I added some coconut extract to my royal icing, because I didn’t really think the taste of it was that great otherwise. I put the white icing on with an offset spatula in big poofy piles, then smoothed it out. You can also use regular buttercream for the main frosting part, and halve the royal icing recipe just for use on the poinsettias, especially if you don’t like how royal icing hardens. But for the flowers, I’d say that this is your absolute best bet. Royal icing doesn’t wilt or “sweat” like buttercream, and hardens very nicely to make a sugar flower kind of effect. You could also make the flowers on parchment paper beforehand, and then place them on cupcakes (or a cake) later on.
The tips I used for the poinsettias are as follows: the flower itself was Wilton tip 67, the leaves were Wilton tip 352 and for the center I used Wilton tip 1 (and squiggled it). Creating them was easier than I thought. I did the flowers first, squeezing four smallish petals in a “cross” shape (one coming down from the middle ‘south’, one going up ‘north’, etc), then doing four larger petals out from them on top. Then I did the leaves, holding the tip on it’s “side” and twisting it slightly to form a point. The center is the easiest: just squiggle it out in a pile of yellow! Whew. I’m sure the Wilton book had a much better way of explaining that, but oh well.

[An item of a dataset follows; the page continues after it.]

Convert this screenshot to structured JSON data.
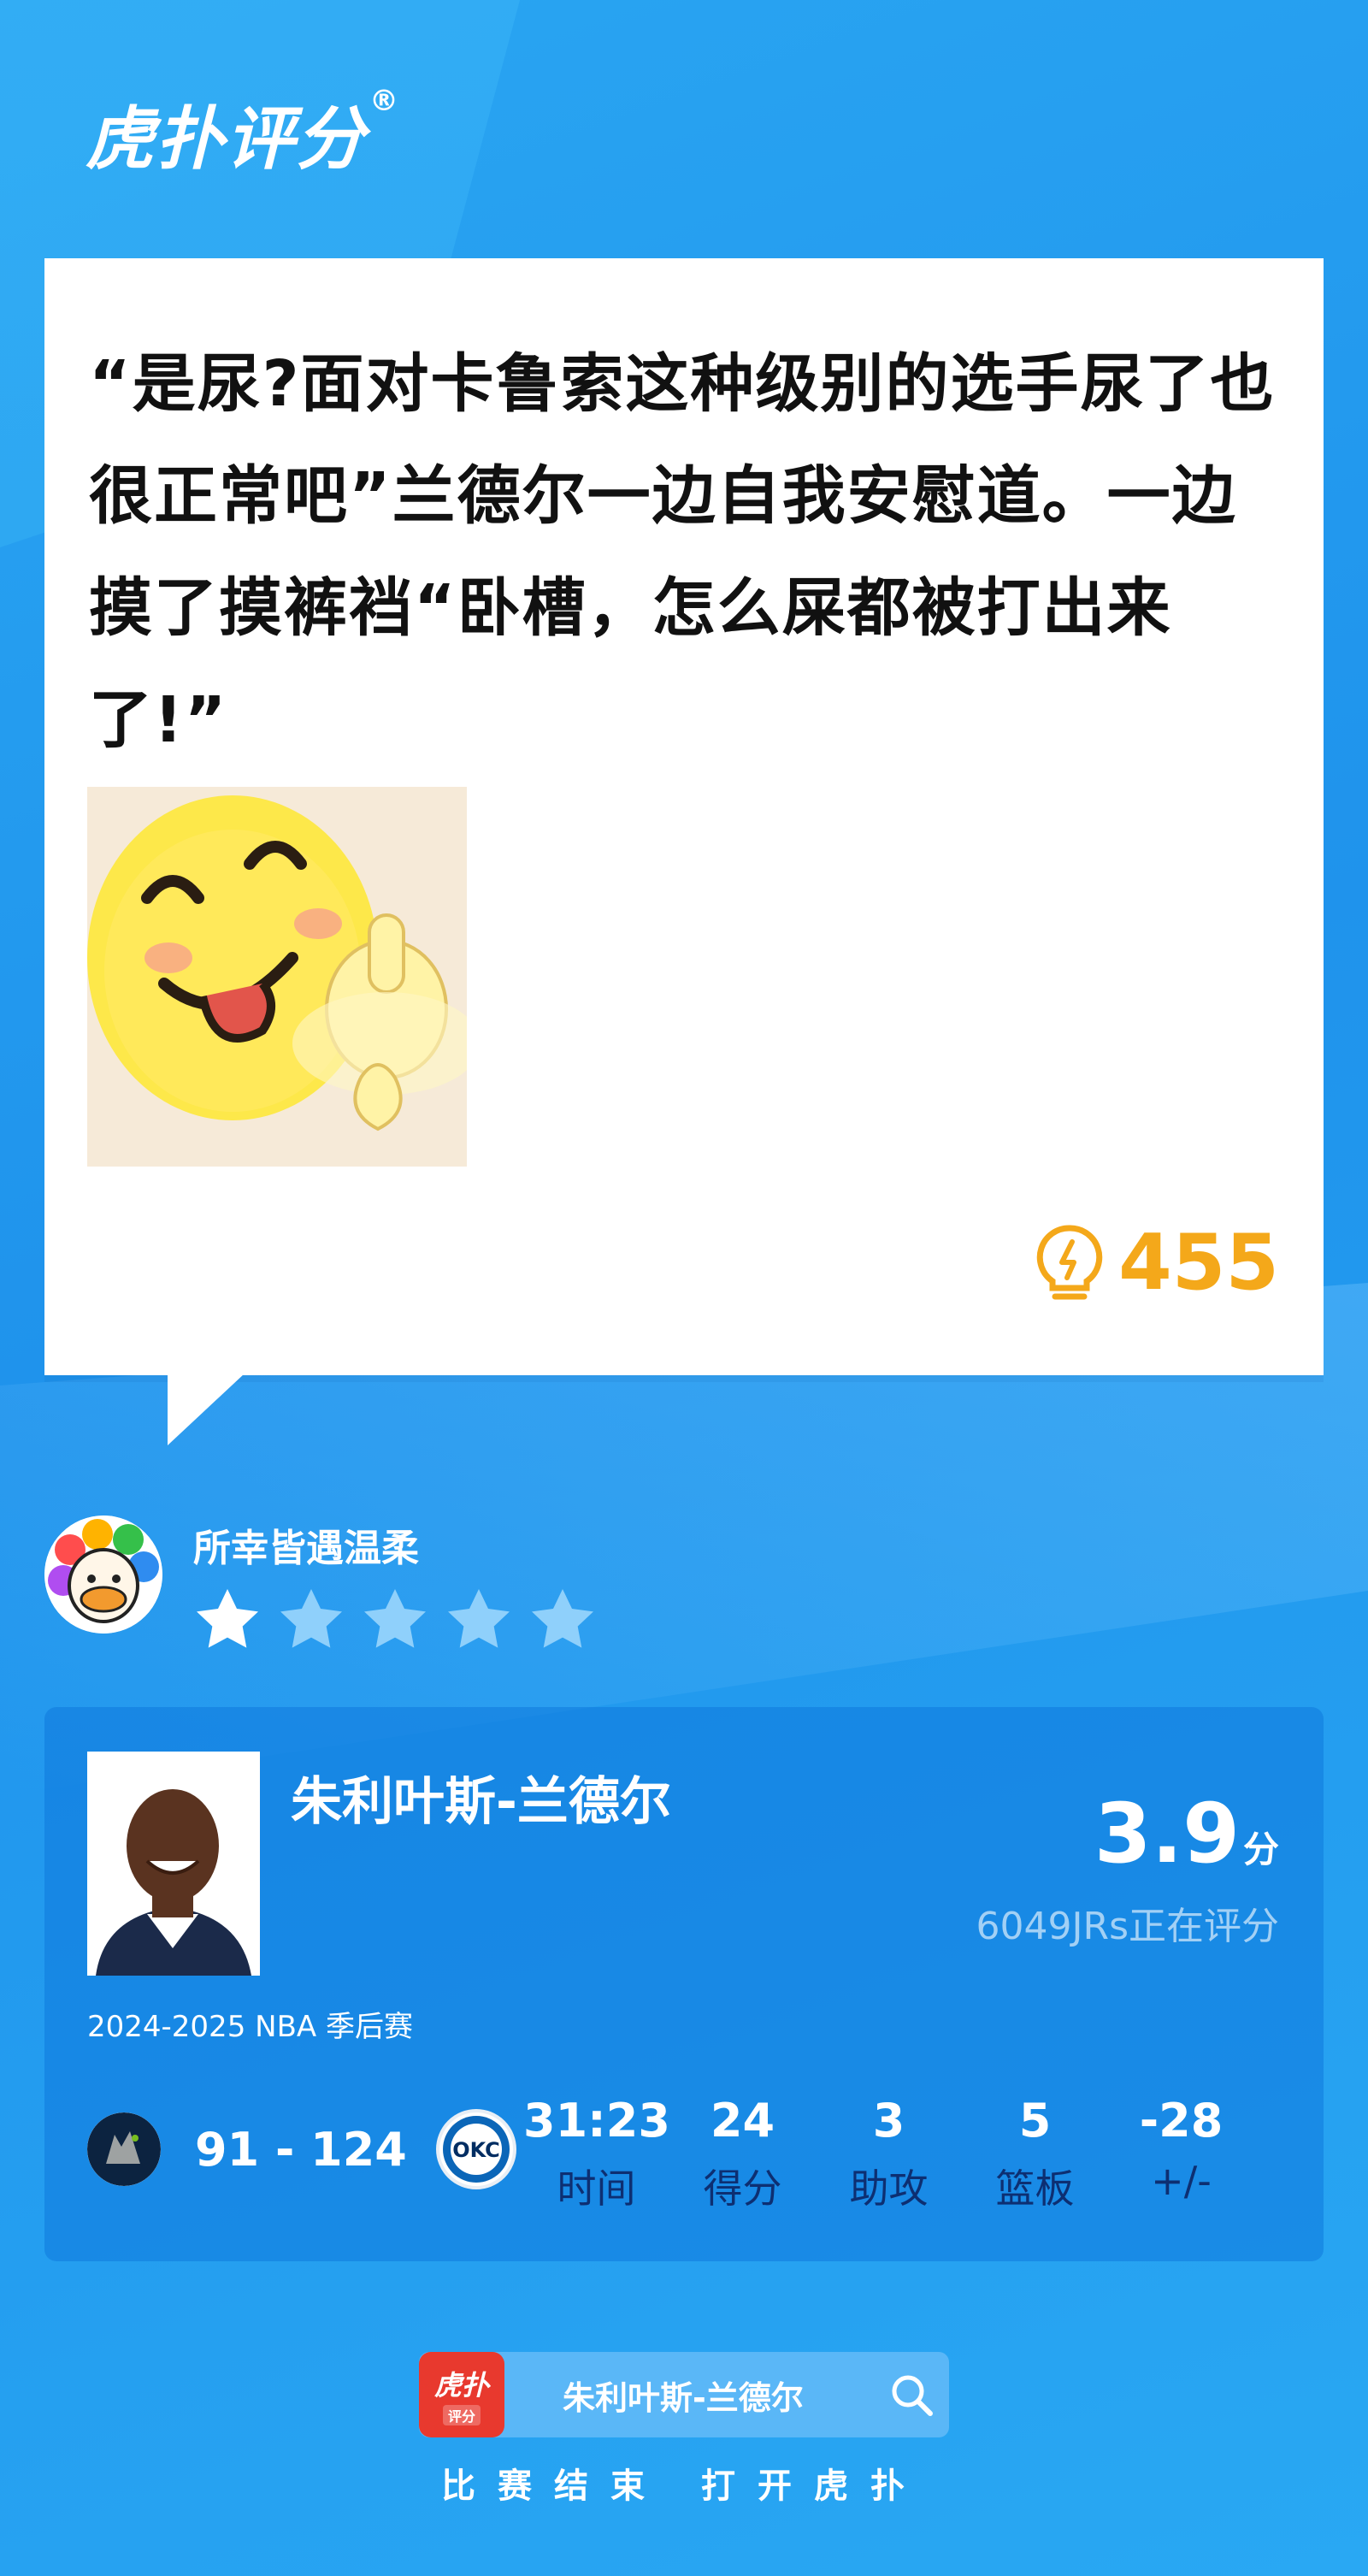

I don’t think this will be my last experiment with flowers. I really like how they came out, and this icing recipe was the perfect for this. But I definitely suggest using disposable bags for this, if you don’t already use them. It makes the cleanup much easier. And I will find that book…
I’ll be back in a day or two with another Christmas-y cupcake recipe. Until then, get to practicing your icing flowers! Now!